[GIVEN DATA]
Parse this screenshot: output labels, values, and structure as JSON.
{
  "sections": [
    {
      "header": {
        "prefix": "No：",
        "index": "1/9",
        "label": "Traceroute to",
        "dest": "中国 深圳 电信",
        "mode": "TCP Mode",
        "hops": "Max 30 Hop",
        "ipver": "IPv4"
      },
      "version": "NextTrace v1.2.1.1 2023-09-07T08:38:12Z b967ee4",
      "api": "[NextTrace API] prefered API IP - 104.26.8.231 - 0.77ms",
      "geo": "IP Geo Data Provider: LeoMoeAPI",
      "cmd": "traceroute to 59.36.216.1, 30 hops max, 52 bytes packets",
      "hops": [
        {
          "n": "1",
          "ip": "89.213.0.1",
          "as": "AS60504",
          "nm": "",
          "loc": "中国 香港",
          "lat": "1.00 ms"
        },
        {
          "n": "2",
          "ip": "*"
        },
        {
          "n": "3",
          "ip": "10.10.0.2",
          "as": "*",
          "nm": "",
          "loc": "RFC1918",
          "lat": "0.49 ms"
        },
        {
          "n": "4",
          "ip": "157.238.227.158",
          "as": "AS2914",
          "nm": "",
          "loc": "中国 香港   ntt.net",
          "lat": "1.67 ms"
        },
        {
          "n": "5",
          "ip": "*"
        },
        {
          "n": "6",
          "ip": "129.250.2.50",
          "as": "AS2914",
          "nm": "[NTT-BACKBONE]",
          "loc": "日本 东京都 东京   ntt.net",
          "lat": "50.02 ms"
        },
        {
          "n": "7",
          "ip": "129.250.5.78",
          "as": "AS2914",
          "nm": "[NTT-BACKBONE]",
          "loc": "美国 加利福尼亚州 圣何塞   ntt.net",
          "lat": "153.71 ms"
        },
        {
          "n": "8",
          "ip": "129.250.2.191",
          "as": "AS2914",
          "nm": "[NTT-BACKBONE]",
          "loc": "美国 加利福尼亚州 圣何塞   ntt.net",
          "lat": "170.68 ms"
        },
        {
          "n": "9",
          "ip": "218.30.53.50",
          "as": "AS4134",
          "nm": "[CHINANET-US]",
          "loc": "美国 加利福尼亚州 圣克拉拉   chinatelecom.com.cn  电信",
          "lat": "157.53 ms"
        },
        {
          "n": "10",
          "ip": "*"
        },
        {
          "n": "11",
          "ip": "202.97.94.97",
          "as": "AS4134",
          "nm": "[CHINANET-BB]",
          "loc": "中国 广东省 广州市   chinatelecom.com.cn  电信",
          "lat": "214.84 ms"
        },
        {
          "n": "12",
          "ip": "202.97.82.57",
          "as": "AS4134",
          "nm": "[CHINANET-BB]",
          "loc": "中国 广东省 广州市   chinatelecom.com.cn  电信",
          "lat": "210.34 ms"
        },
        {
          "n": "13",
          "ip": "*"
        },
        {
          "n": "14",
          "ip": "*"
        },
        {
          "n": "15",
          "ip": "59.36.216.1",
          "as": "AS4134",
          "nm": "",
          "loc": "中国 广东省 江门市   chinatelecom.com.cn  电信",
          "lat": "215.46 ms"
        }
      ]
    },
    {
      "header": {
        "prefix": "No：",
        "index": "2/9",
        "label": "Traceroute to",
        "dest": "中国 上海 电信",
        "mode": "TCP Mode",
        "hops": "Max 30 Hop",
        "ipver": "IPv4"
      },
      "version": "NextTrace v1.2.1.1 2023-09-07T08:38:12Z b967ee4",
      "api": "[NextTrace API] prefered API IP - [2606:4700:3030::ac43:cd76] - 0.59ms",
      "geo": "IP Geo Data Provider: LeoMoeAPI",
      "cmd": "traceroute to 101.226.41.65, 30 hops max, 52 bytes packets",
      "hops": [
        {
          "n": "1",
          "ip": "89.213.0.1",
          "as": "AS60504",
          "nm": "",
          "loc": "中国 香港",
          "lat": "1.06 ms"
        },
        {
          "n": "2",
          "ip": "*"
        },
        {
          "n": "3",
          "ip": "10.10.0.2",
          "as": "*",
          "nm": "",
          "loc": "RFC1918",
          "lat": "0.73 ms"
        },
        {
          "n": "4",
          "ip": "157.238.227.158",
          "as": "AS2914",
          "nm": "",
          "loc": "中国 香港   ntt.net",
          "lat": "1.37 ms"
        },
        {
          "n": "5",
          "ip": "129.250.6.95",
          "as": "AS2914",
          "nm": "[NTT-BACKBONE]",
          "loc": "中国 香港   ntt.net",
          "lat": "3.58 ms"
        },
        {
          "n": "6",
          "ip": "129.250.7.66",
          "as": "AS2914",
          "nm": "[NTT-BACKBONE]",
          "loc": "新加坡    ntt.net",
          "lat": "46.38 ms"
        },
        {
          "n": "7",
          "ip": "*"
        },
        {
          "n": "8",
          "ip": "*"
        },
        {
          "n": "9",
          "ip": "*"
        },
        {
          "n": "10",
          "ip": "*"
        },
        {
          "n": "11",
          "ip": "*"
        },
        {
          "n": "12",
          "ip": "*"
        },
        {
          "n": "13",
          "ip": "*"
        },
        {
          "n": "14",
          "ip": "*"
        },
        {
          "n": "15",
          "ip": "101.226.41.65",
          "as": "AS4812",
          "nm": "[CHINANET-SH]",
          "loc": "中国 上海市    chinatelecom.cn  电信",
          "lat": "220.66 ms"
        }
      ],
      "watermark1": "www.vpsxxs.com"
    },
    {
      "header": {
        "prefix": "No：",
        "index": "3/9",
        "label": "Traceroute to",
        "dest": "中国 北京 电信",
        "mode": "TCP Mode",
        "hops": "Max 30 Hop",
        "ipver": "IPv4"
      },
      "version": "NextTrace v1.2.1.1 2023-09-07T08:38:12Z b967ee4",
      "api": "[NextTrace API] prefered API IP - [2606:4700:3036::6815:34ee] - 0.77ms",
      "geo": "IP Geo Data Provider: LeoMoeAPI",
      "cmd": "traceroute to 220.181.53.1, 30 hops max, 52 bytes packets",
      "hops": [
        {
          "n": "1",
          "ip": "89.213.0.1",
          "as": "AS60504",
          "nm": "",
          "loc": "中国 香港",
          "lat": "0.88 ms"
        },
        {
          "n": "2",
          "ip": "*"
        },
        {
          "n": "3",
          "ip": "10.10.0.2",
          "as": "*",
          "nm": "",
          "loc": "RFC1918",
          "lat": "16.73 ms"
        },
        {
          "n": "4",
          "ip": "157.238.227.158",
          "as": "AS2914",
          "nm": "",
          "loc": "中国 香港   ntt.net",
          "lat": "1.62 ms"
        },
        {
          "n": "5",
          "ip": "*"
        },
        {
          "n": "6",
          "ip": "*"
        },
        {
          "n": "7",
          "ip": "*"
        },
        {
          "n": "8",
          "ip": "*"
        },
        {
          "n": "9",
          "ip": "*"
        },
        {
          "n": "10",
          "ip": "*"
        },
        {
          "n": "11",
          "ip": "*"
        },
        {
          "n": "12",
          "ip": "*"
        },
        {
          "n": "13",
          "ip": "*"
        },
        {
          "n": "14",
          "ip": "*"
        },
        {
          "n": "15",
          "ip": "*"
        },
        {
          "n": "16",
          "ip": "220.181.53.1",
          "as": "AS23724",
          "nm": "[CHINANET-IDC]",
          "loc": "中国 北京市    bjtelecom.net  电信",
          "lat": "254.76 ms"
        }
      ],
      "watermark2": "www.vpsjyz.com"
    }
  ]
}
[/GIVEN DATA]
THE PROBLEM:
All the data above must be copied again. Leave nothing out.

PROBLEM SOLUTION:
Parse this screenshot: output labels, values, and structure as JSON.
{
  "sections": [
    {
      "header": {
        "prefix": "No：",
        "index": "1/9",
        "label": "Traceroute to",
        "dest": "中国 深圳 电信",
        "mode": "TCP Mode",
        "hops": "Max 30 Hop",
        "ipver": "IPv4"
      },
      "version": "NextTrace v1.2.1.1 2023-09-07T08:38:12Z b967ee4",
      "api": "[NextTrace API] prefered API IP - 104.26.8.231 - 0.77ms",
      "geo": "IP Geo Data Provider: LeoMoeAPI",
      "cmd": "traceroute to 59.36.216.1, 30 hops max, 52 bytes packets",
      "hops": [
        {
          "n": "1",
          "ip": "89.213.0.1",
          "as": "AS60504",
          "nm": "",
          "loc": "中国 香港",
          "lat": "1.00 ms"
        },
        {
          "n": "2",
          "ip": "*"
        },
        {
          "n": "3",
          "ip": "10.10.0.2",
          "as": "*",
          "nm": "",
          "loc": "RFC1918",
          "lat": "0.49 ms"
        },
        {
          "n": "4",
          "ip": "157.238.227.158",
          "as": "AS2914",
          "nm": "",
          "loc": "中国 香港   ntt.net",
          "lat": "1.67 ms"
        },
        {
          "n": "5",
          "ip": "*"
        },
        {
          "n": "6",
          "ip": "129.250.2.50",
          "as": "AS2914",
          "nm": "[NTT-BACKBONE]",
          "loc": "日本 东京都 东京   ntt.net",
          "lat": "50.02 ms"
        },
        {
          "n": "7",
          "ip": "129.250.5.78",
          "as": "AS2914",
          "nm": "[NTT-BACKBONE]",
          "loc": "美国 加利福尼亚州 圣何塞   ntt.net",
          "lat": "153.71 ms"
        },
        {
          "n": "8",
          "ip": "129.250.2.191",
          "as": "AS2914",
          "nm": "[NTT-BACKBONE]",
          "loc": "美国 加利福尼亚州 圣何塞   ntt.net",
          "lat": "170.68 ms"
        },
        {
          "n": "9",
          "ip": "218.30.53.50",
          "as": "AS4134",
          "nm": "[CHINANET-US]",
          "loc": "美国 加利福尼亚州 圣克拉拉   chinatelecom.com.cn  电信",
          "lat": "157.53 ms"
        },
        {
          "n": "10",
          "ip": "*"
        },
        {
          "n": "11",
          "ip": "202.97.94.97",
          "as": "AS4134",
          "nm": "[CHINANET-BB]",
          "loc": "中国 广东省 广州市   chinatelecom.com.cn  电信",
          "lat": "214.84 ms"
        },
        {
          "n": "12",
          "ip": "202.97.82.57",
          "as": "AS4134",
          "nm": "[CHINANET-BB]",
          "loc": "中国 广东省 广州市   chinatelecom.com.cn  电信",
          "lat": "210.34 ms"
        },
        {
          "n": "13",
          "ip": "*"
        },
        {
          "n": "14",
          "ip": "*"
        },
        {
          "n": "15",
          "ip": "59.36.216.1",
          "as": "AS4134",
          "nm": "",
          "loc": "中国 广东省 江门市   chinatelecom.com.cn  电信",
          "lat": "215.46 ms"
        }
      ]
    },
    {
      "header": {
        "prefix": "No：",
        "index": "2/9",
        "label": "Traceroute to",
        "dest": "中国 上海 电信",
        "mode": "TCP Mode",
        "hops": "Max 30 Hop",
        "ipver": "IPv4"
      },
      "version": "NextTrace v1.2.1.1 2023-09-07T08:38:12Z b967ee4",
      "api": "[NextTrace API] prefered API IP - [2606:4700:3030::ac43:cd76] - 0.59ms",
      "geo": "IP Geo Data Provider: LeoMoeAPI",
      "cmd": "traceroute to 101.226.41.65, 30 hops max, 52 bytes packets",
      "hops": [
        {
          "n": "1",
          "ip": "89.213.0.1",
          "as": "AS60504",
          "nm": "",
          "loc": "中国 香港",
          "lat": "1.06 ms"
        },
        {
          "n": "2",
          "ip": "*"
        },
        {
          "n": "3",
          "ip": "10.10.0.2",
          "as": "*",
          "nm": "",
          "loc": "RFC1918",
          "lat": "0.73 ms"
        },
        {
          "n": "4",
          "ip": "157.238.227.158",
          "as": "AS2914",
          "nm": "",
          "loc": "中国 香港   ntt.net",
          "lat": "1.37 ms"
        },
        {
          "n": "5",
          "ip": "129.250.6.95",
          "as": "AS2914",
          "nm": "[NTT-BACKBONE]",
          "loc": "中国 香港   ntt.net",
          "lat": "3.58 ms"
        },
        {
          "n": "6",
          "ip": "129.250.7.66",
          "as": "AS2914",
          "nm": "[NTT-BACKBONE]",
          "loc": "新加坡    ntt.net",
          "lat": "46.38 ms"
        },
        {
          "n": "7",
          "ip": "*"
        },
        {
          "n": "8",
          "ip": "*"
        },
        {
          "n": "9",
          "ip": "*"
        },
        {
          "n": "10",
          "ip": "*"
        },
        {
          "n": "11",
          "ip": "*"
        },
        {
          "n": "12",
          "ip": "*"
        },
        {
          "n": "13",
          "ip": "*"
        },
        {
          "n": "14",
          "ip": "*"
        },
        {
          "n": "15",
          "ip": "101.226.41.65",
          "as": "AS4812",
          "nm": "[CHINANET-SH]",
          "loc": "中国 上海市    chinatelecom.cn  电信",
          "lat": "220.66 ms"
        }
      ],
      "watermark1": "www.vpsxxs.com"
    },
    {
      "header": {
        "prefix": "No：",
        "index": "3/9",
        "label": "Traceroute to",
        "dest": "中国 北京 电信",
        "mode": "TCP Mode",
        "hops": "Max 30 Hop",
        "ipver": "IPv4"
      },
      "version": "NextTrace v1.2.1.1 2023-09-07T08:38:12Z b967ee4",
      "api": "[NextTrace API] prefered API IP - [2606:4700:3036::6815:34ee] - 0.77ms",
      "geo": "IP Geo Data Provider: LeoMoeAPI",
      "cmd": "traceroute to 220.181.53.1, 30 hops max, 52 bytes packets",
      "hops": [
        {
          "n": "1",
          "ip": "89.213.0.1",
          "as": "AS60504",
          "nm": "",
          "loc": "中国 香港",
          "lat": "0.88 ms"
        },
        {
          "n": "2",
          "ip": "*"
        },
        {
          "n": "3",
          "ip": "10.10.0.2",
          "as": "*",
          "nm": "",
          "loc": "RFC1918",
          "lat": "16.73 ms"
        },
        {
          "n": "4",
          "ip": "157.238.227.158",
          "as": "AS2914",
          "nm": "",
          "loc": "中国 香港   ntt.net",
          "lat": "1.62 ms"
        },
        {
          "n": "5",
          "ip": "*"
        },
        {
          "n": "6",
          "ip": "*"
        },
        {
          "n": "7",
          "ip": "*"
        },
        {
          "n": "8",
          "ip": "*"
        },
        {
          "n": "9",
          "ip": "*"
        },
        {
          "n": "10",
          "ip": "*"
        },
        {
          "n": "11",
          "ip": "*"
        },
        {
          "n": "12",
          "ip": "*"
        },
        {
          "n": "13",
          "ip": "*"
        },
        {
          "n": "14",
          "ip": "*"
        },
        {
          "n": "15",
          "ip": "*"
        },
        {
          "n": "16",
          "ip": "220.181.53.1",
          "as": "AS23724",
          "nm": "[CHINANET-IDC]",
          "loc": "中国 北京市    bjtelecom.net  电信",
          "lat": "254.76 ms"
        }
      ],
      "watermark2": "www.vpsjyz.com"
    }
  ]
}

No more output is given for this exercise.